Claremont 2016: city of trees, committees
2016 was a banner, if a little divisive, year for Claremont. As the city moved forward with a number of projects, the town’s civically minded residents expressed passionate support from both sides of the aisle.
Consider the uproar over the upcoming Pomona College Museum of Art. The plans outlined by Pomona College call for a state-of-the-art museum to be placed on the site of the historic Renwick House. The house is scheduled to be moved across the street to the southeast corner of College Avenue and Second Street to make room.
Throughout the vetting process, residents and city officials clamored for and against the plans, with supporters noting them as a welcome addition to Claremont and a “bridge between town and gown,” and detractors accusing Pomona College and the city of not properly illustrating the potential impact of the project.
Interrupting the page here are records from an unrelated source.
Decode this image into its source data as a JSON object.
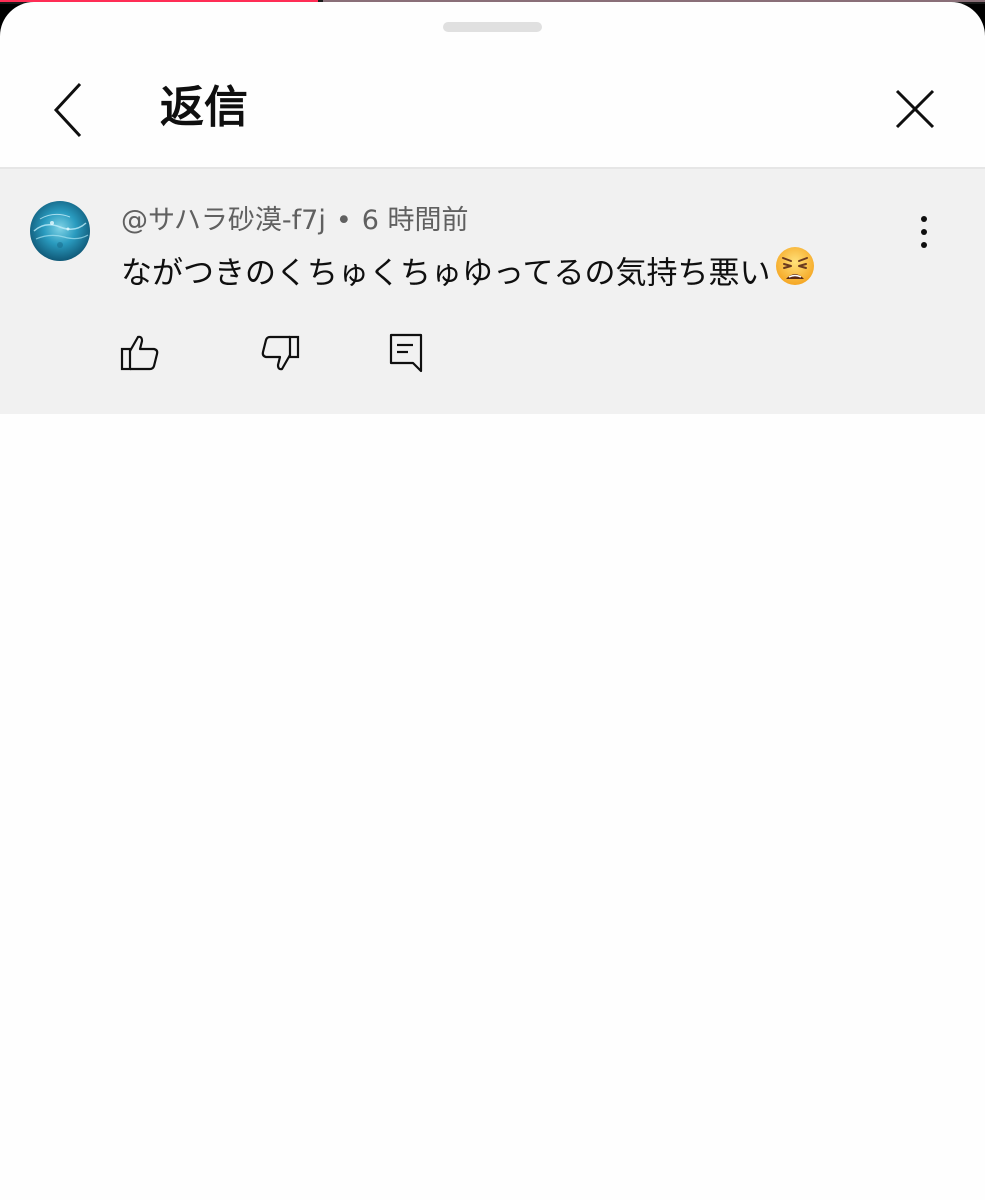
{
  "playback": {
    "progress_percent": 32.3,
    "accent_color": "#ff2d55"
  },
  "sheet": {
    "title": "返信",
    "back_icon": "chevron-left-icon",
    "close_icon": "close-icon"
  },
  "comment": {
    "author": "@サハラ砂漠-f7j",
    "separator": "•",
    "time": "6 時間前",
    "text": "ながつきのくちゅくちゅゆってるの気持ち悪い",
    "emoji": "weary-face-emoji",
    "actions": {
      "like_icon": "thumbs-up-icon",
      "dislike_icon": "thumbs-down-icon",
      "reply_icon": "reply-comment-icon",
      "more_icon": "more-vertical-icon"
    }
  }
}
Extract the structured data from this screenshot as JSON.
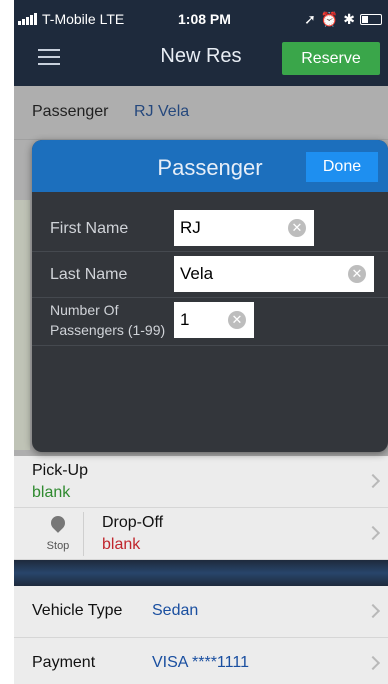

The plans also laid bare the bureaucracy that is the Claremont process. After the planning commission gave a negative recommendation on the Pomona College Master Plan, zone change and environmental impact report (EIR), it was sent to the council, where the divided councilmembers voted 3-2 in favor of the project, but not the supermajority needed for the plans to move forward.
After an ad hoc committee failed to reach a recommendation, the city council passed the plans by a narrow 3-2 simple majority using a clause in the city codes that allows a simple majority vote after a committee is convened.
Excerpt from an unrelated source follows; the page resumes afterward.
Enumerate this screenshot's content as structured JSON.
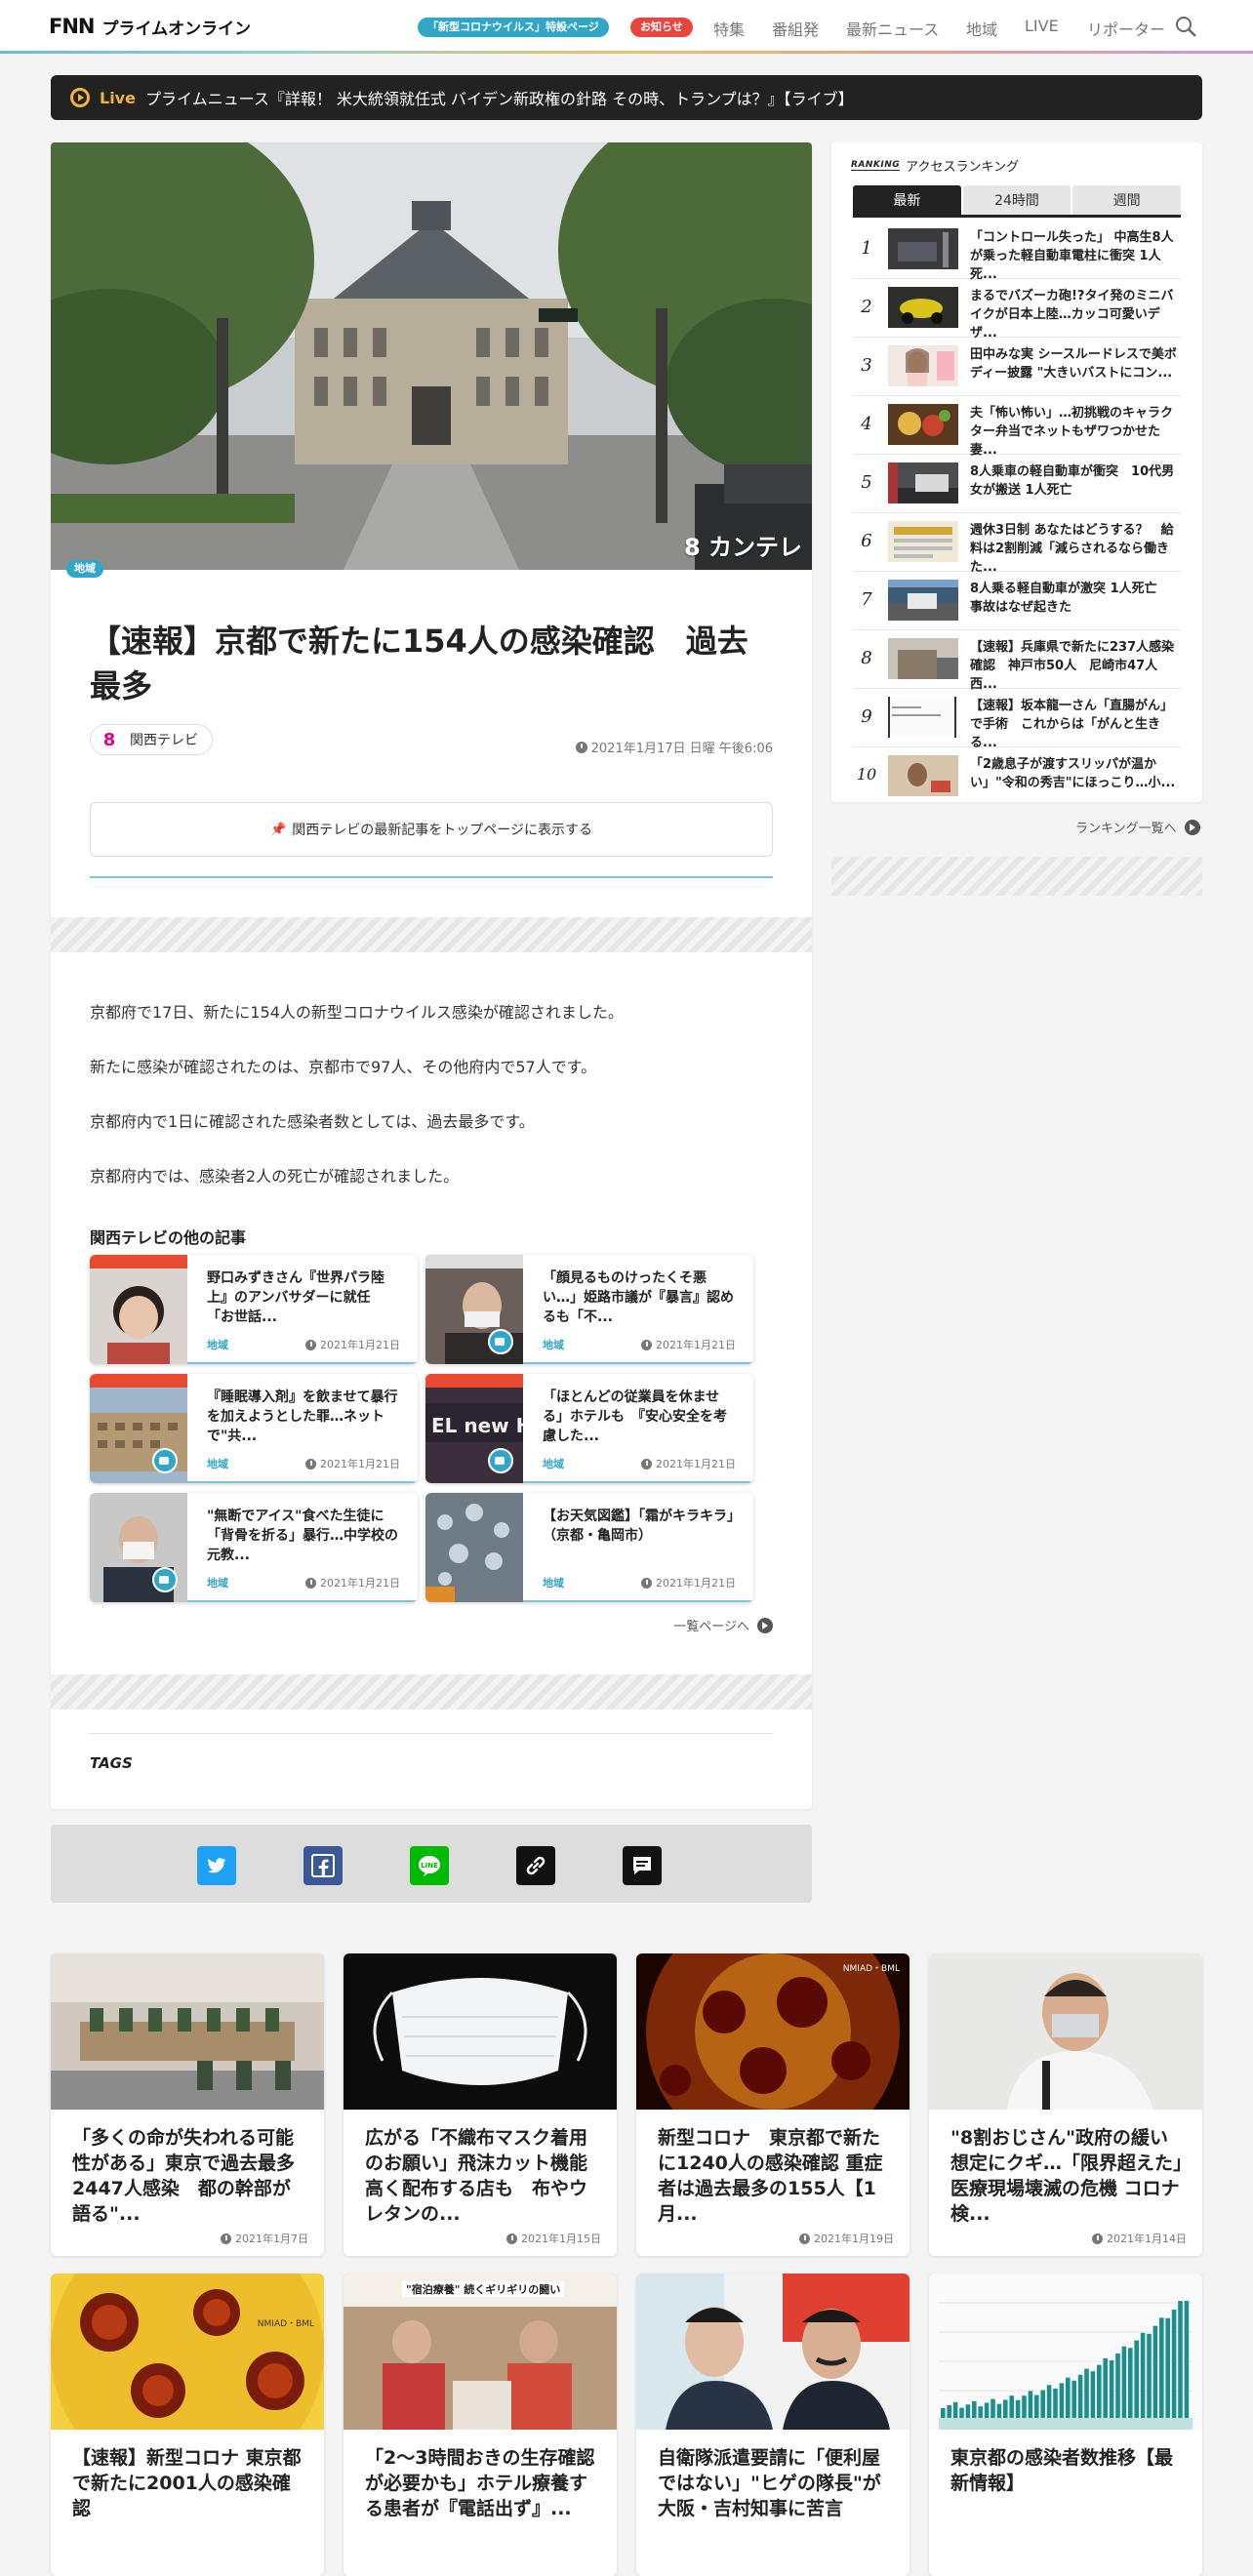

Pomona College and proponents of the plans rejoiced, but detractors did not stop there. A group calling themselves “Citizens to Save College Avenue” was organized, issuing a notice to the city to invalidate the approval of the plans or face litigation. The upcoming museum (some have called it an “administrative building” due to the notion that classrooms and offices will also be part of the facility) will move forward into 2017 with the looming threat of a lawsuit.
Claremont’s future police station plans were rebooted in 2016. A special ad hoc committee gathered to pick up the pieces of the failed Measure PS. Claremont was forced to start at square one after PS failed at the ballot box in 2015.
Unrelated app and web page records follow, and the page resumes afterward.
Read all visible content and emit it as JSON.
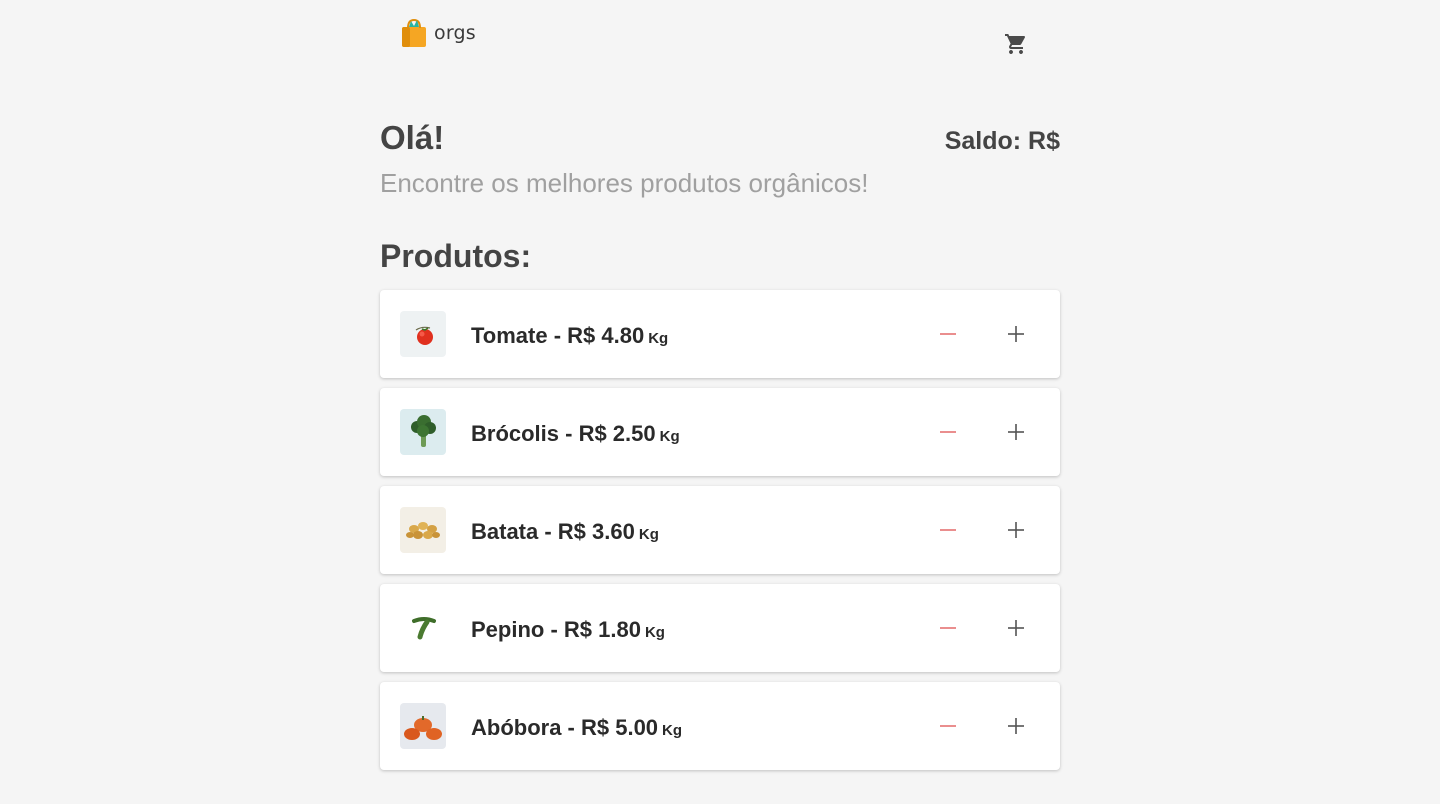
{
  "header": {
    "logo_text": "orgs",
    "logo_icon": "shopping-bag-icon",
    "cart_icon": "shopping-cart-icon"
  },
  "main": {
    "greeting": "Olá!",
    "balance_label": "Saldo: R$",
    "subtitle": "Encontre os melhores produtos orgânicos!",
    "section_title": "Produtos:"
  },
  "products": [
    {
      "name": "Tomate - R$ 4.80",
      "unit": "Kg",
      "icon": "tomato-icon"
    },
    {
      "name": "Brócolis - R$ 2.50",
      "unit": "Kg",
      "icon": "broccoli-icon"
    },
    {
      "name": "Batata - R$ 3.60",
      "unit": "Kg",
      "icon": "potato-icon"
    },
    {
      "name": "Pepino - R$ 1.80",
      "unit": "Kg",
      "icon": "cucumber-icon"
    },
    {
      "name": "Abóbora - R$ 5.00",
      "unit": "Kg",
      "icon": "pumpkin-icon"
    }
  ],
  "colors": {
    "minus": "#e57373",
    "plus": "#555555",
    "heading": "#444444",
    "subtitle": "#a0a0a0"
  }
}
The 15-member committee met throughout the first half of the year, poring over details and hammering out a plan that would be enticing to Claremont voters.
The result was an up-to-$30 million facility to be built at the current police station site with a three–tier financing system—a yet-to-be-determined contribution from the Claremont Colleges, general fund money to cover costs such as technology and furniture and a general obligation (GO) bond to cover whatever is left over. The plan was approved by the city council and is set to appear on the June 2017 ballot.
But perhaps the biggest story of the year was the decision against Claremont in the right-to-take trial over the water system. For years, the city has worked toward its goal of claiming eminent domain over a system currently owned by Golden State Water Company.
City officials cited operational deficiencies, a lack of transparency and rate increases as some of the reasons for the takeover, while Golden State contended that Claremont would essentially be taking over the system “as is,” negating the city’s claim that a system under local control would be a “more necessary use” for the community.
After a 21-day trial in the Los Angeles Superior Court, Judge Richard Fruin sided with Golden State, issuing a 41-page decision that refuted every claim the city tried to make during the takeover trial. The saga may not be over, however—the city council will meet in January to consider a possible appeal.
Claremont also got a new police chief after months of searching. Chief Shelly Vander Veen was sworn in as the new chief nearly a year after outgoing chief Paul Cooper announced his retirement. Chief Vander Veen, the first woman to become Claremont’s chief, has been with the department for 23 years, moving through the ranks from officer to top cop.
Chief Vander Veen will undoubtedly set out to tackle the city’s ongoing issue with property crimes. The city, in an effort to curb residential burglaries and other crimes in town, deployed “see something, say something” signs throughout town, urging residents to stay vigilant and report possible criminal activity.
The citizens also banded together in an effort to curb train noise. Throughout the year, Metrolink was using BNSF locomotives while their engines were sidelined during an accident investigation, and those locomotives’ louder train horns were causing headaches for residents living near the tracks.
An ad hoc committee was created by the traffic and transportation commission to deal with the noise, and the city council approved a feasibility study to look into establishing a “quiet zone” throughout Claremont. That study should be due in the early part of 2017.
While 2016 was a busy year for the city, 2017 should be even more interesting. A crowded field of city council candidates will make for a competitive March 7 election, and voters are set to decide on the fate of a new police station in June.
As with every issue, Claremonters will tackle them head-on, determining the future of the City of Trees.
Here’s to a wonderful and productive 2017.